- Paul Anthony Jones
(suff.) an English suffix typically used to form adjectives from nouns
The –some at the end of awesome comes from an Old English suffix, –sum, that was used to form adjectives from nouns.
So something that literally inspires awe (noun) would be awesome (adjective). Someone fond of a quarrel would be quarrelsome. Something that is a burden would be burdensome. And handsome originally described something especially convenient or—quite literally—close at hand. Its etymological journey took it from meaning something useful to something seen as a welcome sight, and last of all, something or someone good-looking.
Among the many less well remembered words in this group are the likes of adventuresome (fond of adventure), shiversome (scary), murdersome (bloodthirsty), unthroughfaresome (impenetrable, or unable to be traversed), pranksome (fond of practical jokes) and even cuddlesome (deserving of an embrace). In some cases, however, it’s the root word to which the –some has been attached that has become obscured by history, not the final product.
Winsome, for instance, comes from a long-lost Old English word, wynn, that meant joy or delight. Its more modern equivalent, win, began to fall out of use in the sixteenth–seventeenth centuries, leaving winsome as something of an etymological relic today. The same goes for dolesome, meaning dreary or mournful, whose roots lie in the long-forgotten noun dole, meaning anguish or grief. And in toothsome, the connection is a more figurative one: toothsome means tasty, not ‘having many teeth’, and so it uses its root noun tooth metaphorically, to allude to a person’s appetite or liking. (We do precisely the same thing when we say someone has a sweet tooth.)
Although the main purpose of –some was to form adjectives, occasionally (and somewhat confusingly) it was added onto a word that was already an adjective. It was this that gave us words such as wearisome, wholesome, and fulsome. In cases like this, the etymological connection between the two parts is more meta. Something that is wearisome will make you feel weary. Something that is wholesome will essentially make you feel whole. And fulsome originally meant copious or plentiful before the convolutions of our language turned its meaning into a more negative one. By the 1500s, it was being used to mean nauseating, disgusting, or plentiful to the point of sickening excess, but the word has since come full circle so that when we talk of “fulsome praise” today, we tend to mean it in a positive way.
In some later words, the rules were bent even further and –some came to be attached to a verb, rather than a noun or an adjective. The likes of irksome, cumbersome, and meddlesome were all coined this way—as was gruesome, which comes from a Middle English verb, gruen, that meant to shudder with fear.

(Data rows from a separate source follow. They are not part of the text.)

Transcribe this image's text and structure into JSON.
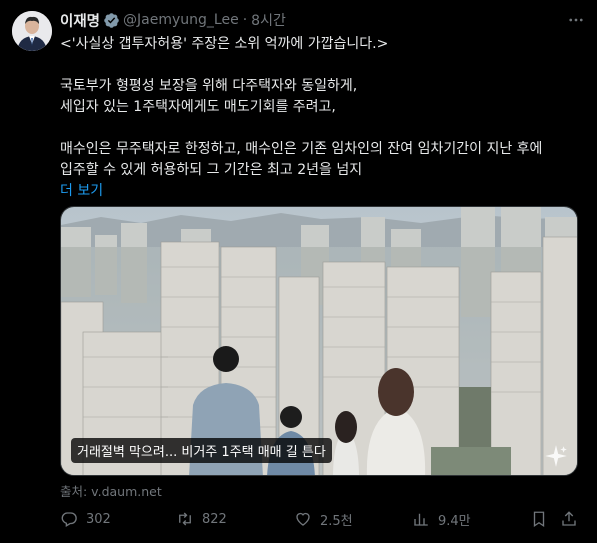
{
  "author": {
    "name": "이재명",
    "handle": "@Jaemyung_Lee",
    "separator": "·",
    "time": "8시간"
  },
  "body": {
    "line1": "<'사실상 갭투자허용' 주장은 소위 억까에 가깝습니다.>",
    "line2": "국토부가 형평성 보장을 위해 다주택자와 동일하게,",
    "line3": "세입자 있는 1주택자에게도 매도기회를 주려고,",
    "line4": "매수인은 무주택자로 한정하고, 매수인은 기존 임차인의 잔여 임차기간이 지난 후에",
    "line5": "입주할 수 있게 허용하되 그 기간은 최고 2년을 넘지",
    "show_more": "더 보기"
  },
  "media": {
    "caption": "거래절벽 막으려... 비거주 1주택 매매 길 튼다"
  },
  "source": "출처: v.daum.net",
  "actions": {
    "replies": "302",
    "reposts": "822",
    "likes": "2.5천",
    "views": "9.4만"
  },
  "icons": [
    "verified-badge-icon",
    "more-icon",
    "reply-icon",
    "repost-icon",
    "like-icon",
    "views-icon",
    "bookmark-icon",
    "share-icon",
    "sparkle-icon"
  ],
  "colors": {
    "background": "#000000",
    "text": "#e7e9ea",
    "muted": "#71767b",
    "link": "#1d9bf0"
  }
}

And the Old English verb bugen, meaning to bend or bow, likewise took the –sum ending to make an adjective, buhsum, that was used to describe someone who was humble or servilely obedient (in the sense that they would ‘bend’ to another person’s will or request). In time this original meaning slackened, and the word came to describe someone who was merely helpfully or friendlily compliant; then someone who was noticeably jolly and pleasant-natured; and lastly someone who was attractive or pleasingly curvaceous. The word we’ve ended up with today, ultimately, is buxom.